(DATA IN THIS EXERCISE begins)
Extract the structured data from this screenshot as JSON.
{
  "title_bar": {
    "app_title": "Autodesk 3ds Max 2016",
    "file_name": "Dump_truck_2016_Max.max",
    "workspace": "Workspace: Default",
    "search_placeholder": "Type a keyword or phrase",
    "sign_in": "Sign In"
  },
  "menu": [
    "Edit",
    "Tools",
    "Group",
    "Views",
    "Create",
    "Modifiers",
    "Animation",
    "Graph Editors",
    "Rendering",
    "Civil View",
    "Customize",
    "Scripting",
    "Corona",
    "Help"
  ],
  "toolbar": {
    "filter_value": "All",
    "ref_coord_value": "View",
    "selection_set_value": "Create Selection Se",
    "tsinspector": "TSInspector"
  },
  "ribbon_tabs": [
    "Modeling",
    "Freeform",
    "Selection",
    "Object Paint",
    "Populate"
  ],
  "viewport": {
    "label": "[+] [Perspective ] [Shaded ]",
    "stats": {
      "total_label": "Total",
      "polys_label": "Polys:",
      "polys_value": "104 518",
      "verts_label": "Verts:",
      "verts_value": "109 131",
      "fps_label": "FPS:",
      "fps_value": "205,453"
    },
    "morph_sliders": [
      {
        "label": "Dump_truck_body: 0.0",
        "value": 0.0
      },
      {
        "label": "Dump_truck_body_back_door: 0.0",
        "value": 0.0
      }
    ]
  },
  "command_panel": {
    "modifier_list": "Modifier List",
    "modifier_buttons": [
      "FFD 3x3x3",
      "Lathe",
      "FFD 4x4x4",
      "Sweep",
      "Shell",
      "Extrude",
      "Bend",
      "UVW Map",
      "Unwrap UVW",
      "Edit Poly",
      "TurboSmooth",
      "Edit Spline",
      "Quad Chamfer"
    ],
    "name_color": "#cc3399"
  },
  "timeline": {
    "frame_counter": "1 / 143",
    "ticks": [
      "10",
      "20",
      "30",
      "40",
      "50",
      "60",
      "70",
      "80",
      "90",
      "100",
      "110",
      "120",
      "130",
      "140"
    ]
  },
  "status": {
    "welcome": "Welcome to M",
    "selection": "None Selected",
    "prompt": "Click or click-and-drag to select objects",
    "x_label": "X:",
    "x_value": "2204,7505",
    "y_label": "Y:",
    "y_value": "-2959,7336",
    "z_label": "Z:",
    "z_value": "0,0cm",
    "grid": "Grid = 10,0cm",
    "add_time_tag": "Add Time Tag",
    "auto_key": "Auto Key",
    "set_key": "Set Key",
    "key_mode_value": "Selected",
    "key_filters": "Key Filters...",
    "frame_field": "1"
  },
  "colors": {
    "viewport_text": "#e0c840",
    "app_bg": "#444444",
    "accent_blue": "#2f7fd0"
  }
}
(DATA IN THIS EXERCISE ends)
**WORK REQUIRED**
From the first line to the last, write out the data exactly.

**EXERCISE RESPONSE**
Extract the structured data from this screenshot as JSON.
{
  "title_bar": {
    "app_title": "Autodesk 3ds Max 2016",
    "file_name": "Dump_truck_2016_Max.max",
    "workspace": "Workspace: Default",
    "search_placeholder": "Type a keyword or phrase",
    "sign_in": "Sign In"
  },
  "menu": [
    "Edit",
    "Tools",
    "Group",
    "Views",
    "Create",
    "Modifiers",
    "Animation",
    "Graph Editors",
    "Rendering",
    "Civil View",
    "Customize",
    "Scripting",
    "Corona",
    "Help"
  ],
  "toolbar": {
    "filter_value": "All",
    "ref_coord_value": "View",
    "selection_set_value": "Create Selection Se",
    "tsinspector": "TSInspector"
  },
  "ribbon_tabs": [
    "Modeling",
    "Freeform",
    "Selection",
    "Object Paint",
    "Populate"
  ],
  "viewport": {
    "label": "[+] [Perspective ] [Shaded ]",
    "stats": {
      "total_label": "Total",
      "polys_label": "Polys:",
      "polys_value": "104 518",
      "verts_label": "Verts:",
      "verts_value": "109 131",
      "fps_label": "FPS:",
      "fps_value": "205,453"
    },
    "morph_sliders": [
      {
        "label": "Dump_truck_body: 0.0",
        "value": 0.0
      },
      {
        "label": "Dump_truck_body_back_door: 0.0",
        "value": 0.0
      }
    ]
  },
  "command_panel": {
    "modifier_list": "Modifier List",
    "modifier_buttons": [
      "FFD 3x3x3",
      "Lathe",
      "FFD 4x4x4",
      "Sweep",
      "Shell",
      "Extrude",
      "Bend",
      "UVW Map",
      "Unwrap UVW",
      "Edit Poly",
      "TurboSmooth",
      "Edit Spline",
      "Quad Chamfer"
    ],
    "name_color": "#cc3399"
  },
  "timeline": {
    "frame_counter": "1 / 143",
    "ticks": [
      "10",
      "20",
      "30",
      "40",
      "50",
      "60",
      "70",
      "80",
      "90",
      "100",
      "110",
      "120",
      "130",
      "140"
    ]
  },
  "status": {
    "welcome": "Welcome to M",
    "selection": "None Selected",
    "prompt": "Click or click-and-drag to select objects",
    "x_label": "X:",
    "x_value": "2204,7505",
    "y_label": "Y:",
    "y_value": "-2959,7336",
    "z_label": "Z:",
    "z_value": "0,0cm",
    "grid": "Grid = 10,0cm",
    "add_time_tag": "Add Time Tag",
    "auto_key": "Auto Key",
    "set_key": "Set Key",
    "key_mode_value": "Selected",
    "key_filters": "Key Filters...",
    "frame_field": "1"
  },
  "colors": {
    "viewport_text": "#e0c840",
    "app_bg": "#444444",
    "accent_blue": "#2f7fd0"
  }
}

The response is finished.